Saturday, November 27, 2010

Book Review--Abraham Lincoln: Vampire Hunter

Abraham Lincoln: Vampire Hunter

Grahame-Smith, Seth. Abraham Lincoln: Vampire Hunter. Grand Central Publishing, New York, New York. 2010. 336 pages, b/w illustrations. ISBN 9780446563086, $21.99.

It was really only a matter of time I suppose before somebody happened upon new information regarding the life of Abraham Lincoln. I suppose we all thought it would be someone like Harold Holzer or Michael Burlingame. Little did we know it would be Seth Grahame-Smith the fiction writer. Somehow Smith was chosen by a stranger to be the recipient of a package of previously unknown writings from Lincoln. These writings came in the form of a diary titled the Secret Journal of Abraham Lincoln. Here we gain insight into the true Lincoln and the events that helped shape him and ultimately our nation. The beloved emancipator was actually a blood thirsty vampire hunter.

Forget everything you know about Lincoln and his legend, it is all wrong.

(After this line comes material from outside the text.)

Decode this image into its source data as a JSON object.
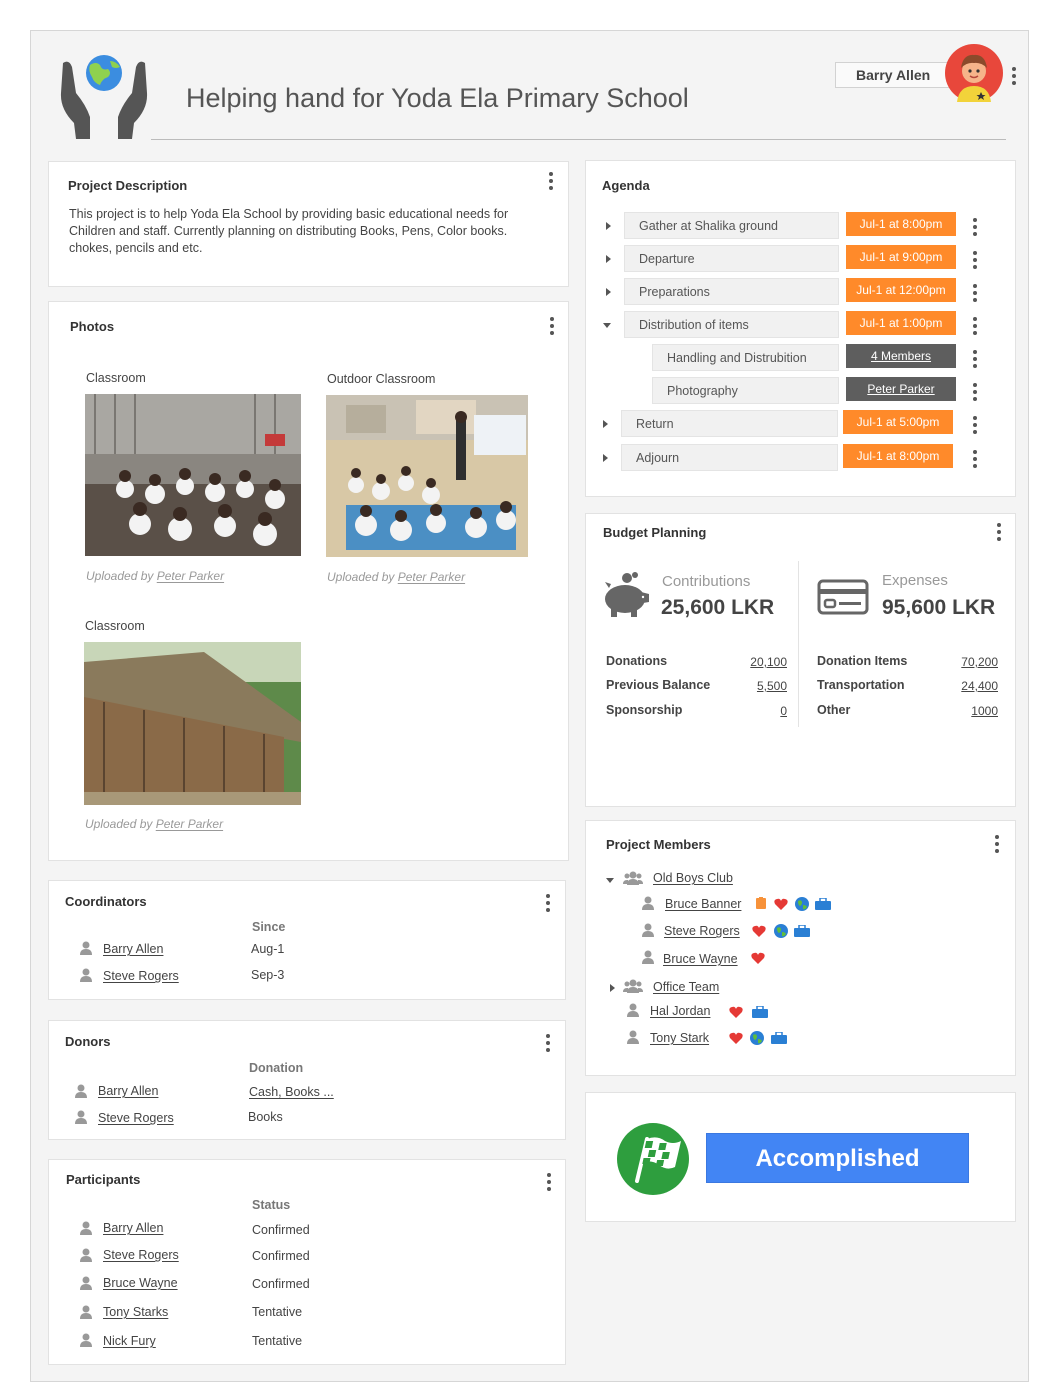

Almost all the sorrow and sadness in Lincoln's life is due to vampires. His beloved mother did not die from illness but was rather taken as payment for a debt owed by his father Thomas Lincoln. Ann Rutledge--vampire victim. You get the picture. Lincoln is befriended by a mysterious character (i.e. vampire) by the name of Henry who helped save his life during an early encounter with another vampire. Henry helps guide the young Lincoln and kept him on the trail of vampires throughout his life.

Throughout the book we meet many people including Edgar Allen Poe, Martin Luther King Jr., John Wilkes Booth (of course), Stephen A. Douglas, Jefferson Davis, and others. Are these characters vampires? Is Abraham Lincoln himself a vampire and still amongst us today? You'll have to read the book and find out. As you read the book be sure to check out the b/w illustrations. Are they the real thing and have we been fooled all these years? You judge.

There are two ways to look at this work. The first is to read it and get upset with the liberties that Grahame-Smith has taken with known fact. It's obvious that he has done a certain amount of research in order to write this book. He does play loosely with fact however and that can be dangerous. We live in a world where many people feel if something is printed it must be fact. As serious readers we know that to be false and that leads me to the second way to look at this book and that is the way I choose to view it. It's a work of fiction. Of course the author has to play loose with the facts. We all know vampires do not really exist. Have you ever met one? Has anybody you know ever met one? That's what I thought. That said just read this as a work of fiction. In that realm this is a pretty good book. It moves along well and kept this reader entertained.

Far-fetched? Yes. A decent enough read when you don't want anything too serious? Absolutely!

1 comment:

  1. I'll take your word for it, Robert, but I don't think I could suspend my disbelief long enough to get through it.